═══ Data for the task ═══

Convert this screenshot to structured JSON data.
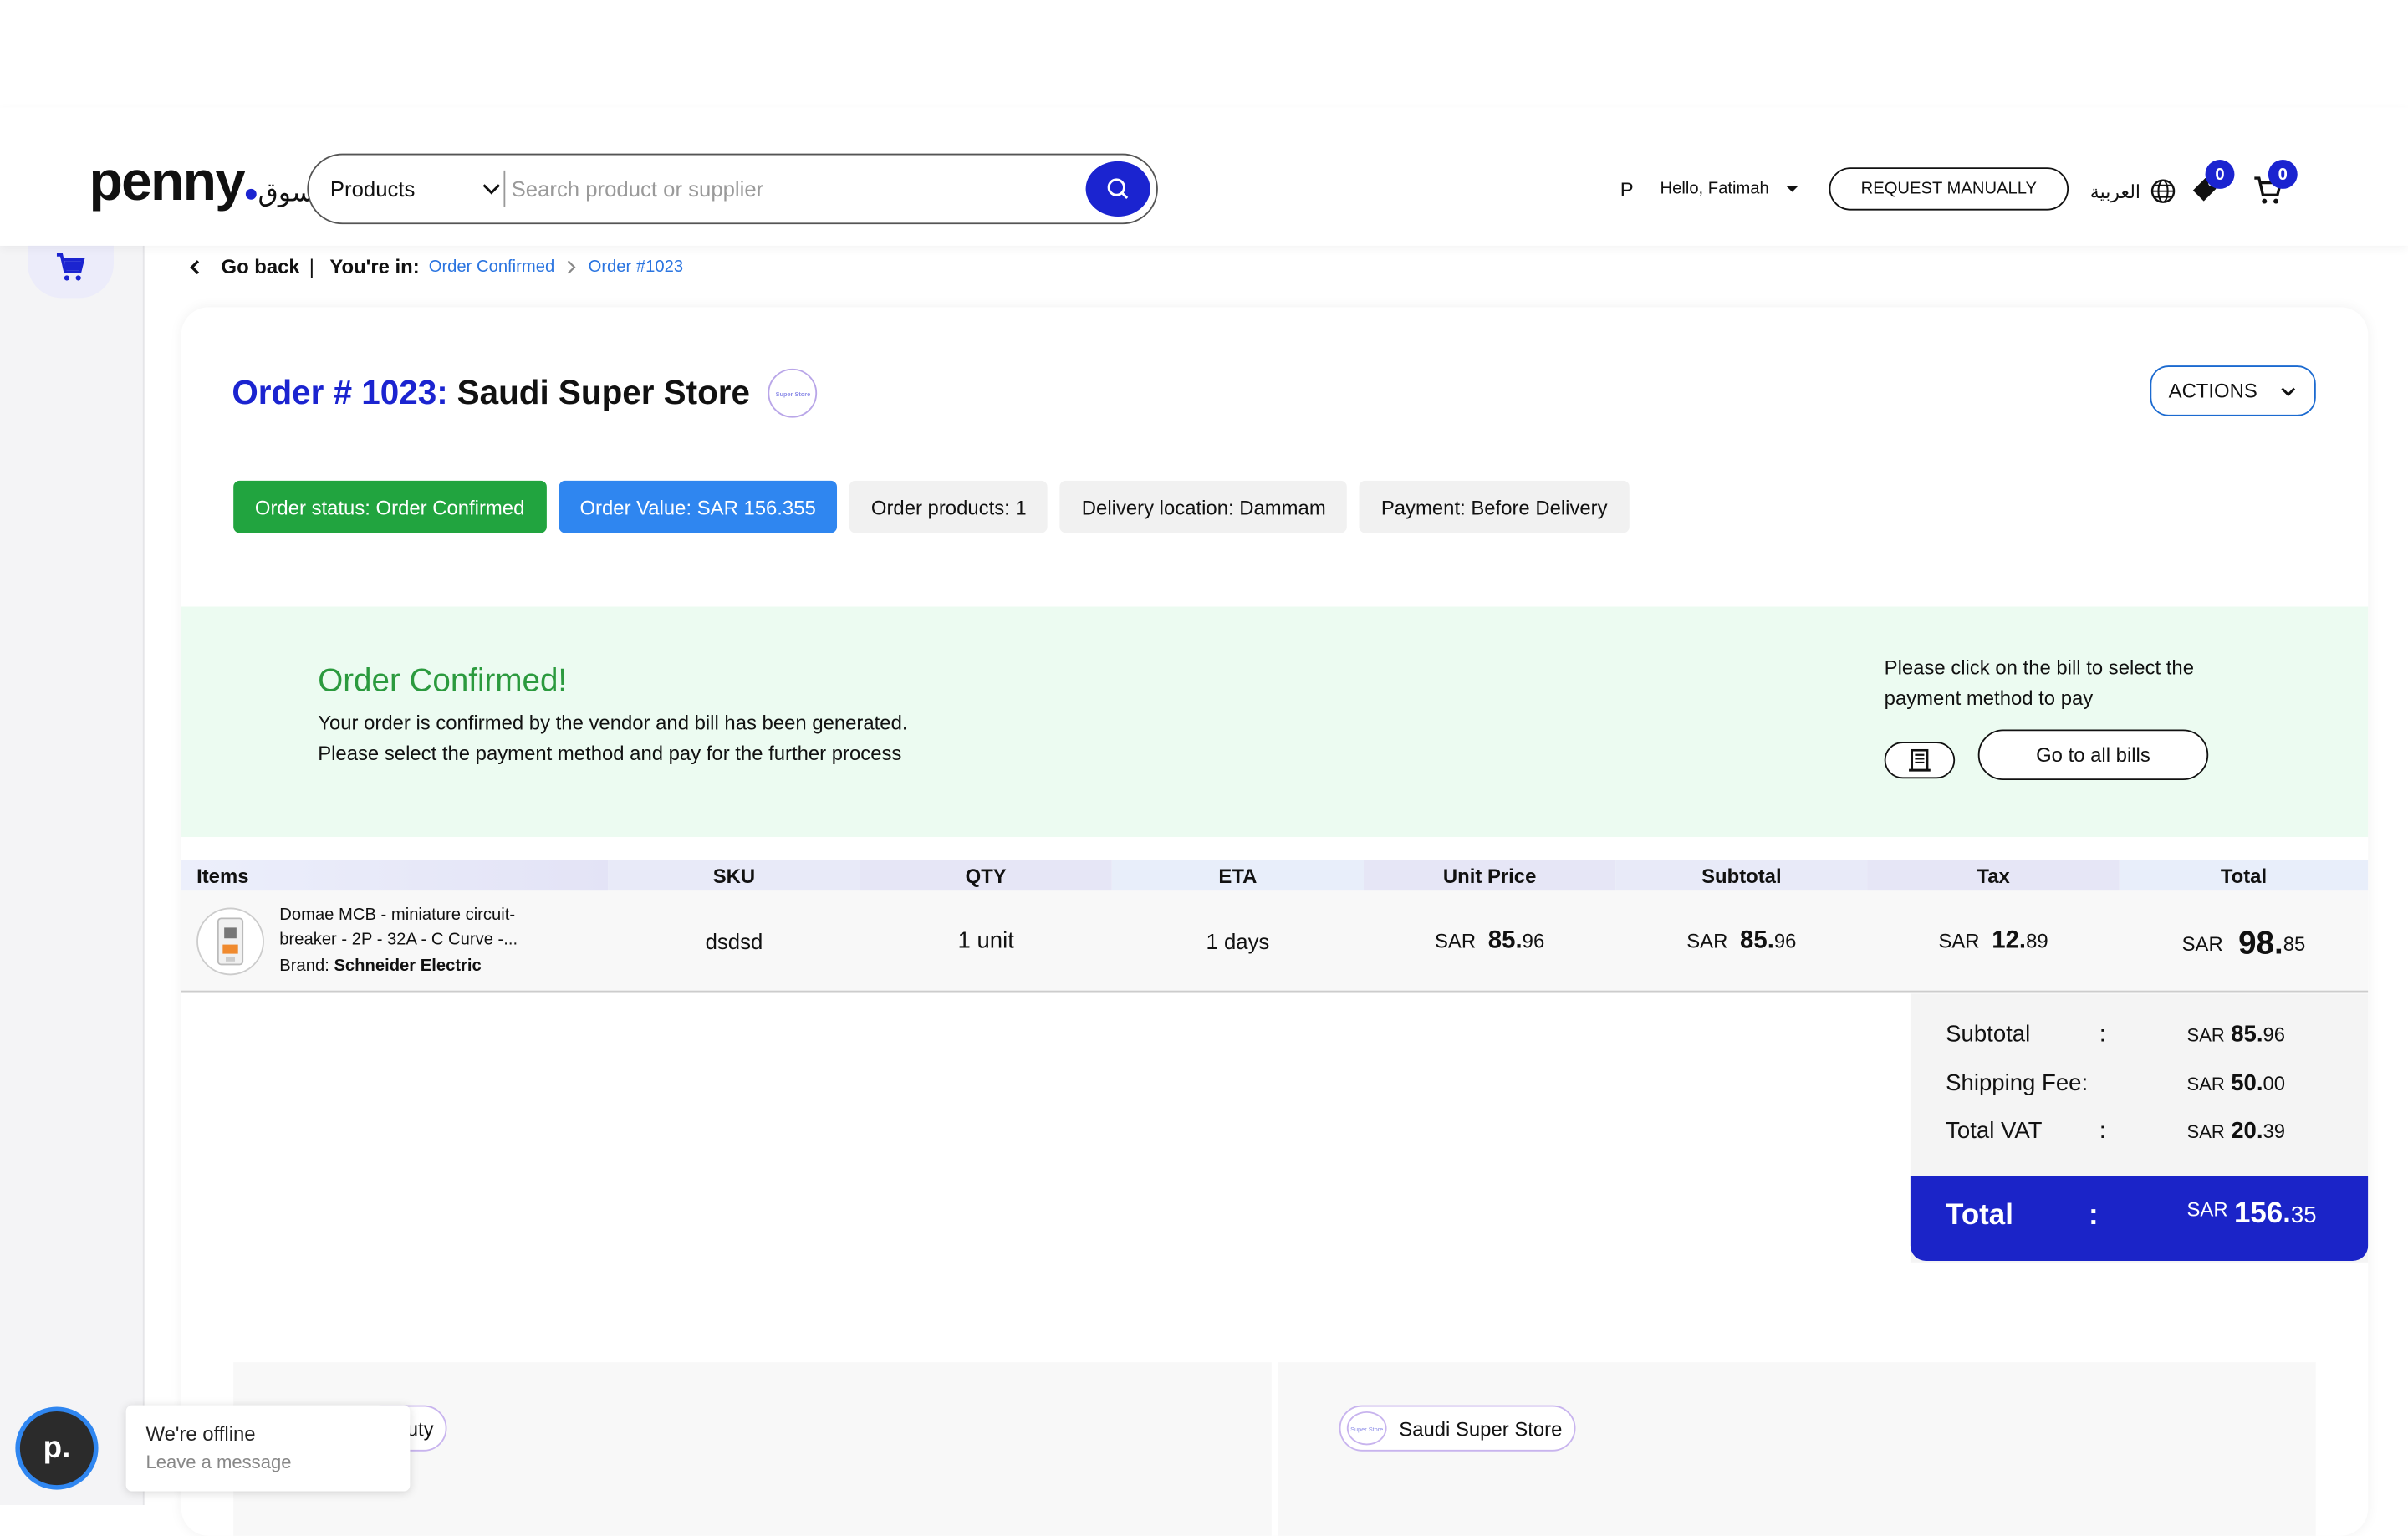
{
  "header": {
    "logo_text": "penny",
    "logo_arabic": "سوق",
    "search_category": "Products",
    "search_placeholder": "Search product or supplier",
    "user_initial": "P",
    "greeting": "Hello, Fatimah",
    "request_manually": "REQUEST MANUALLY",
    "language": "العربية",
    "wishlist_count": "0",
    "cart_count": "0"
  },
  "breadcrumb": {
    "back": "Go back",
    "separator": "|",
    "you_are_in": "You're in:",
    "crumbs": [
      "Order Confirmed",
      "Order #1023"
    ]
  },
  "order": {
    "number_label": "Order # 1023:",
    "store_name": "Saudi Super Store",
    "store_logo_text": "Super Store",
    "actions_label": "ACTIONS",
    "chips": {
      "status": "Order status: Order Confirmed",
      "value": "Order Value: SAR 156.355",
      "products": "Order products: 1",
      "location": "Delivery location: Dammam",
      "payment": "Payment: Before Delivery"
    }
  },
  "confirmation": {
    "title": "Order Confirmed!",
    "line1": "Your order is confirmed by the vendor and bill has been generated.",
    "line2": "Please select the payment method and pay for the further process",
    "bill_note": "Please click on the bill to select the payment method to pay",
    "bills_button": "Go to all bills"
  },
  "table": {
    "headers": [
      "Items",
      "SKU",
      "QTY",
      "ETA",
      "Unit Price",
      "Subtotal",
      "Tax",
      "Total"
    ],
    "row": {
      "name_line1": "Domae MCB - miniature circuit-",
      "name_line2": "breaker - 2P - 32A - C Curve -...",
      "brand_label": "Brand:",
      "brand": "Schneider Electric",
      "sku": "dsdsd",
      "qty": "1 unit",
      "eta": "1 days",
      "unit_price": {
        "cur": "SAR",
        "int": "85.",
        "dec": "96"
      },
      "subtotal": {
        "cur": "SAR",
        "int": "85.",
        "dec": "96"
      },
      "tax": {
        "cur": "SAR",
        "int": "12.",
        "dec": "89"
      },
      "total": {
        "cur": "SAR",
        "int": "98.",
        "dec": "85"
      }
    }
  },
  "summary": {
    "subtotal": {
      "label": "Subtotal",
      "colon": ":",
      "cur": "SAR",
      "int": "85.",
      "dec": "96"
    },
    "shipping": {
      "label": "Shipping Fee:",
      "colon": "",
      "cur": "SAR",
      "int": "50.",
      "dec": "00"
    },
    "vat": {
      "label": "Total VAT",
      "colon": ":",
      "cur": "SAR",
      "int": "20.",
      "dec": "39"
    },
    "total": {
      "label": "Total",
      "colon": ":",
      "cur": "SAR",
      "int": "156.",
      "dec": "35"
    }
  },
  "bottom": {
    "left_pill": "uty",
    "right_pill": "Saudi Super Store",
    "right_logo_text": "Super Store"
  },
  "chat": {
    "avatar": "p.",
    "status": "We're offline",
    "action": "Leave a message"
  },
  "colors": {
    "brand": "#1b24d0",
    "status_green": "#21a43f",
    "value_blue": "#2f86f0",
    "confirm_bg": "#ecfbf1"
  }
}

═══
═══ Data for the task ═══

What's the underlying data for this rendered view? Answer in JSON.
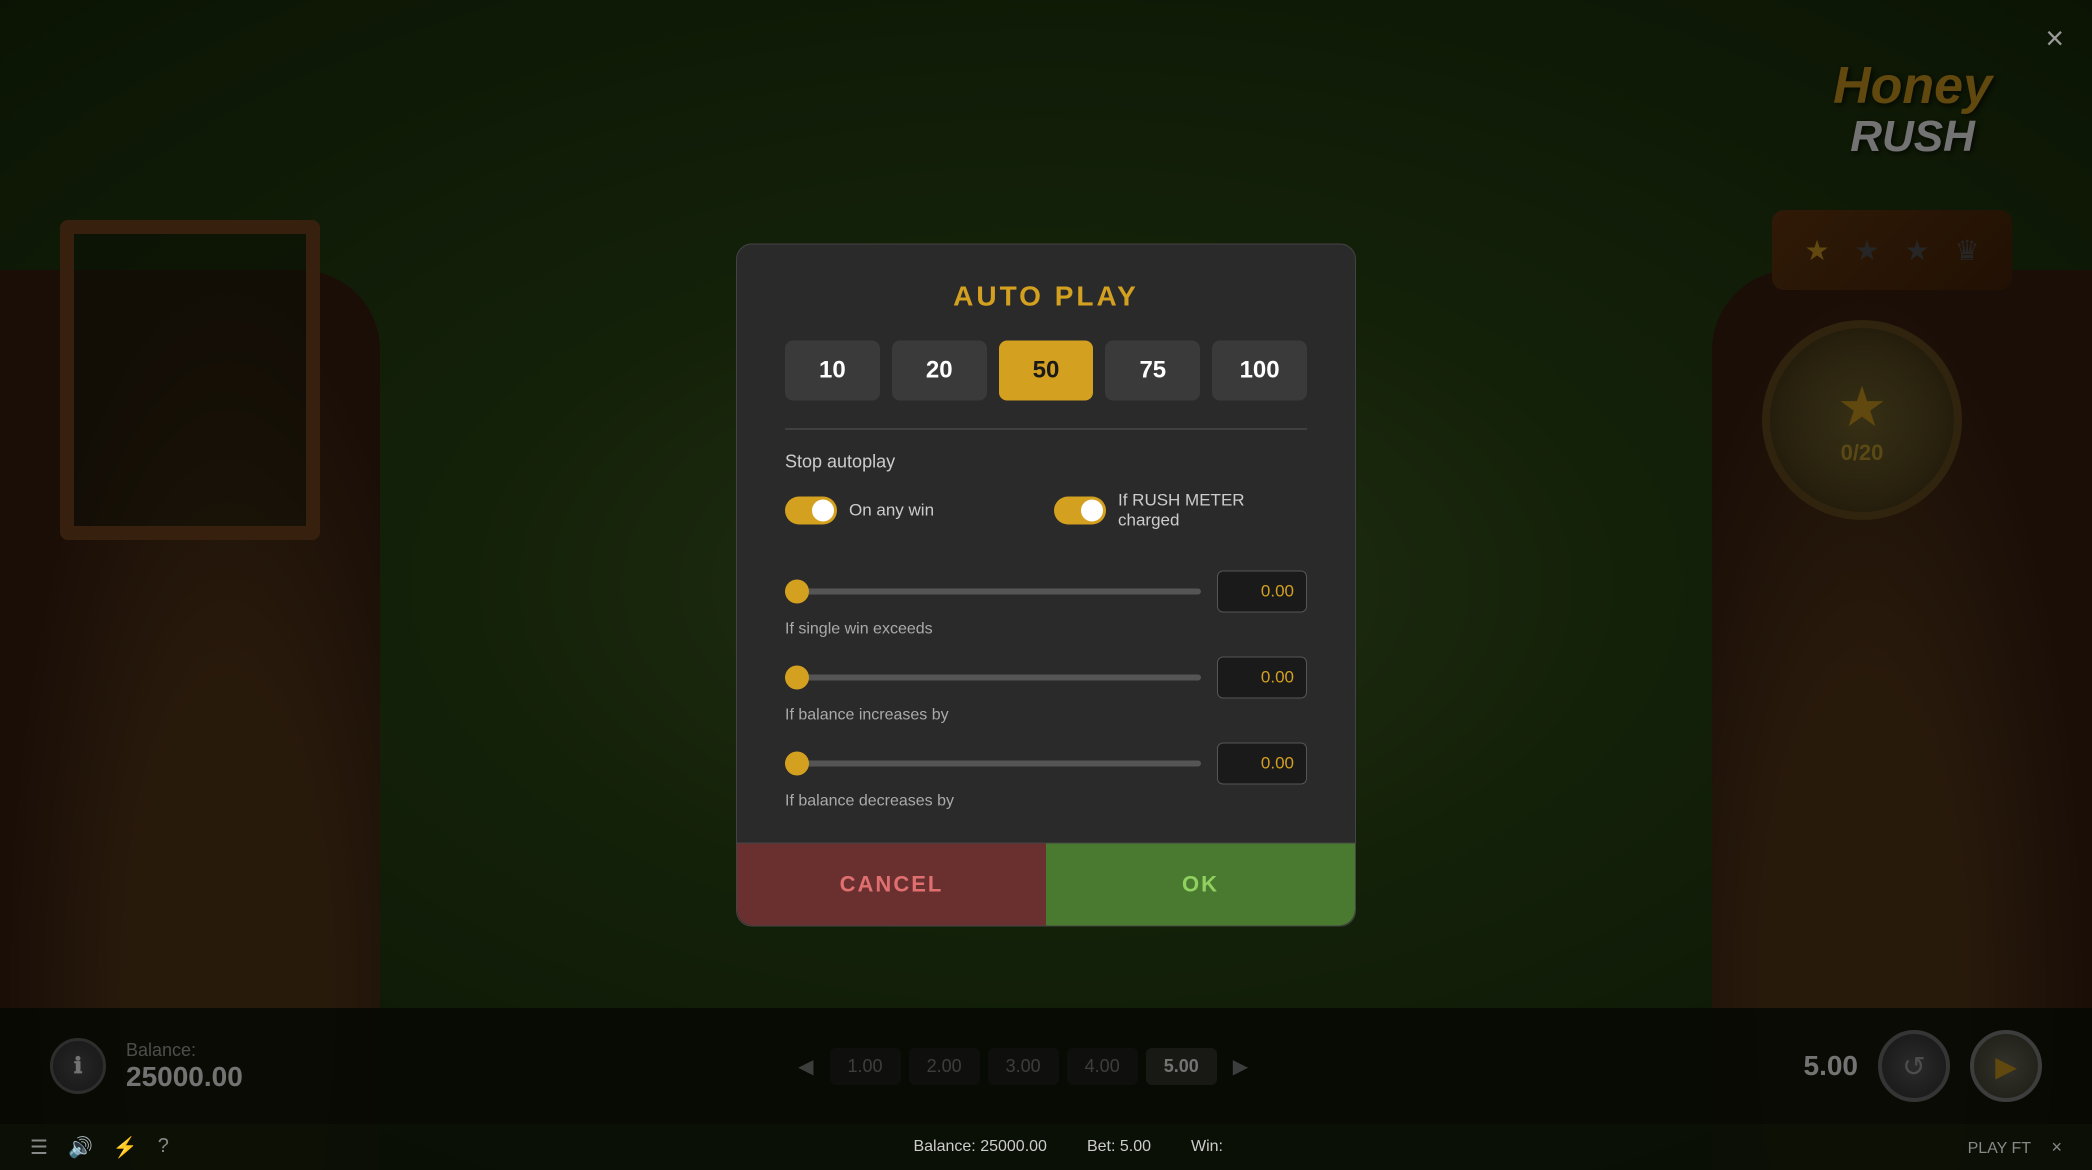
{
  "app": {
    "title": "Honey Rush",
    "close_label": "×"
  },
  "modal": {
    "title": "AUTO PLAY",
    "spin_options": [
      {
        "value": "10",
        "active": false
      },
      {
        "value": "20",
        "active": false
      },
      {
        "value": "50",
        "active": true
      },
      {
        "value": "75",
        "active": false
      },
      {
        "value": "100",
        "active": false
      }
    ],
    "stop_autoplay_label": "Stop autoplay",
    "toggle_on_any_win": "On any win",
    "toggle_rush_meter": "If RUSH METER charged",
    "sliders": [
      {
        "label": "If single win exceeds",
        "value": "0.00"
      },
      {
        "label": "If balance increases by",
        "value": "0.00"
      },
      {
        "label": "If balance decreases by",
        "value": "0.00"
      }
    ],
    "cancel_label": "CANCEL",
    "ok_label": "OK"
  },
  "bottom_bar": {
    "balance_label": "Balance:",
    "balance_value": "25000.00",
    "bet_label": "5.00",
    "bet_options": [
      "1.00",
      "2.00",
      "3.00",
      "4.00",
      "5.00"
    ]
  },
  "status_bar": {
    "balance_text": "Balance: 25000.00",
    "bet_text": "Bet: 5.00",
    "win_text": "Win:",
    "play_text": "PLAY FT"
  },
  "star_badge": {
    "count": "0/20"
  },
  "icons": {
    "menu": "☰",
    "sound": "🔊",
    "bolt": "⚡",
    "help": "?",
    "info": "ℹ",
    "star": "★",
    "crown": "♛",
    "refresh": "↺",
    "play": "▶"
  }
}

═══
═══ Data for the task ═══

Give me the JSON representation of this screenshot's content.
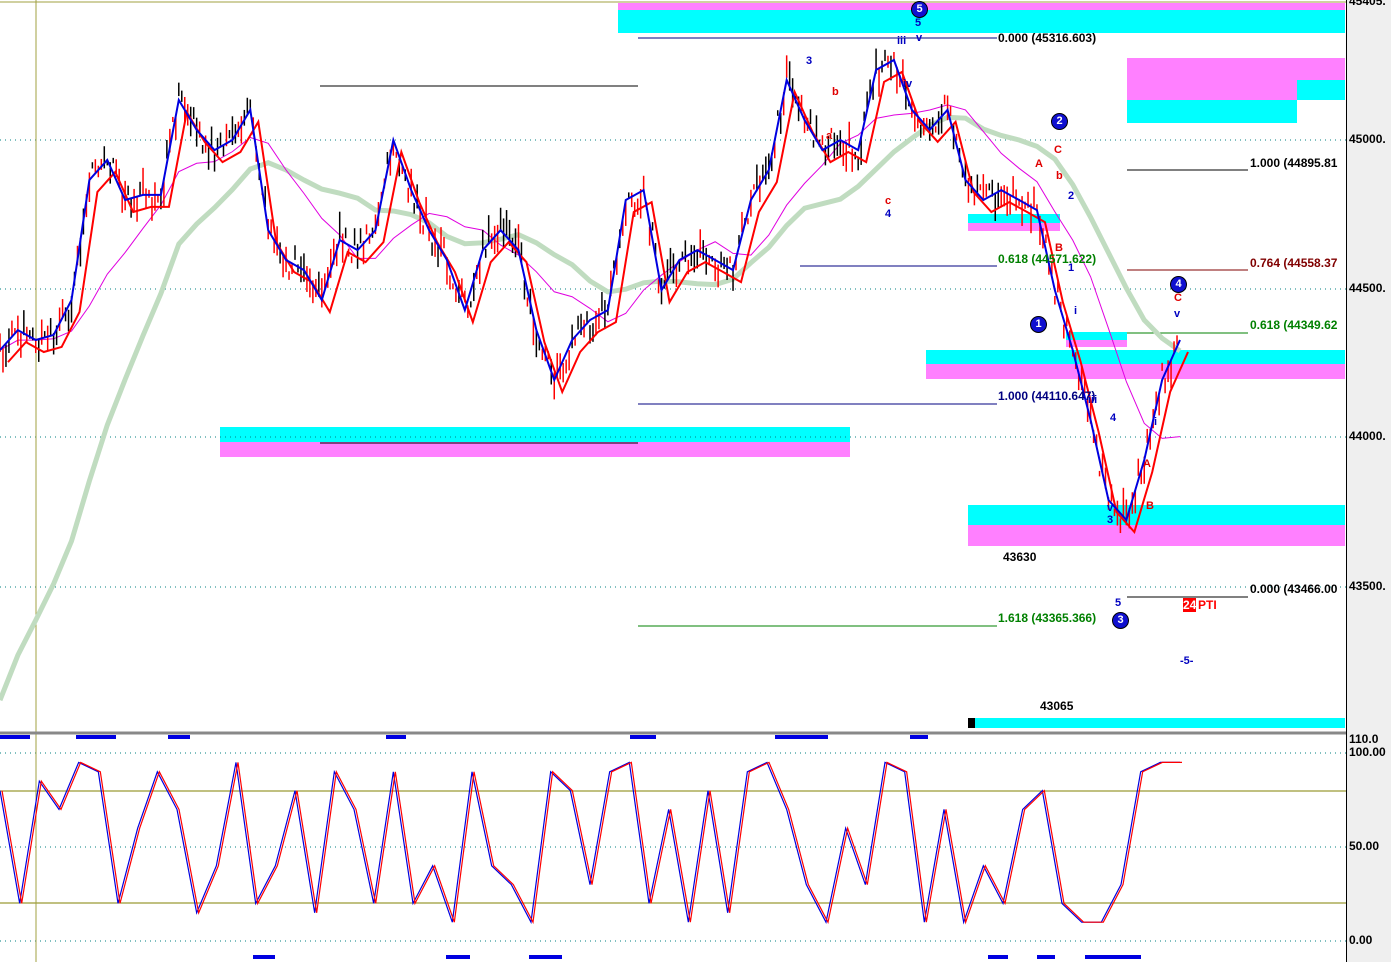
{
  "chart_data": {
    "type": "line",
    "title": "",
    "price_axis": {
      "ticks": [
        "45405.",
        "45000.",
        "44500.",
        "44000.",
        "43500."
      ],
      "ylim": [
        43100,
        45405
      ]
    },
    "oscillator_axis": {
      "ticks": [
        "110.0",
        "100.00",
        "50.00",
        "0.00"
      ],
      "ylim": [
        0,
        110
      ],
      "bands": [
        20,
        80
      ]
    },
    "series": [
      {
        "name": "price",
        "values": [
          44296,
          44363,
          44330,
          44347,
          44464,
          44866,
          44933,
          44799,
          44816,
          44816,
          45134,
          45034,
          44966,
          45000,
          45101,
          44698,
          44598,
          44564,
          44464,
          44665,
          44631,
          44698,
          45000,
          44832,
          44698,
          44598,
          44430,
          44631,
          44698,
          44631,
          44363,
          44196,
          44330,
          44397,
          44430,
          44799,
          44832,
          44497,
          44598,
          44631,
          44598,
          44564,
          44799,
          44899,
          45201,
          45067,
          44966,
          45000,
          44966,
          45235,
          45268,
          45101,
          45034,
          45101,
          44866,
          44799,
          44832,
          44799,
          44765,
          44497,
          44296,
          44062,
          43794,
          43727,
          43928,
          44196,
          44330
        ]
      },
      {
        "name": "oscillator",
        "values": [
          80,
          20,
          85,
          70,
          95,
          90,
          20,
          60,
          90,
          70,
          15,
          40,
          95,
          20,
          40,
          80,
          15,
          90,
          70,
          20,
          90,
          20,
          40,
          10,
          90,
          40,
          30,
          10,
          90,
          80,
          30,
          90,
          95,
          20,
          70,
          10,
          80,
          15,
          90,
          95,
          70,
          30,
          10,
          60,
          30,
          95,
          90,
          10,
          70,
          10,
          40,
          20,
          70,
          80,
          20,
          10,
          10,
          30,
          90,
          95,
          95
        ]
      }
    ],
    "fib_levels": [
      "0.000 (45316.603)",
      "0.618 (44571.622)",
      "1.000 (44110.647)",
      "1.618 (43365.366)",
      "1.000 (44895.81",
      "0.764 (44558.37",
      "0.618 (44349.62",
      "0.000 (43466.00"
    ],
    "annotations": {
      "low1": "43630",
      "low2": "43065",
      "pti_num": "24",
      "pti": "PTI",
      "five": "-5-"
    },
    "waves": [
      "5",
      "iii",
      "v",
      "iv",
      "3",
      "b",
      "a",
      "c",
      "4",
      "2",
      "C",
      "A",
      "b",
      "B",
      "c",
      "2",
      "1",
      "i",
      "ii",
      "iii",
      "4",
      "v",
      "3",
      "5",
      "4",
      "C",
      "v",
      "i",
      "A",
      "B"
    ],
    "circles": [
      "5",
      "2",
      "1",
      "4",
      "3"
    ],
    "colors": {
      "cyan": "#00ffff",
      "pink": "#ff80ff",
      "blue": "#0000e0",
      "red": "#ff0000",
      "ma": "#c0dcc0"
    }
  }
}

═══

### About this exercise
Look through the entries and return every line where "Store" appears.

### Answer for the task
    "store_name": "Saudi Super Store",
    "store_logo_text": "Super Store",
    "right_pill": "Saudi Super Store",
    "right_logo_text": "Super Store"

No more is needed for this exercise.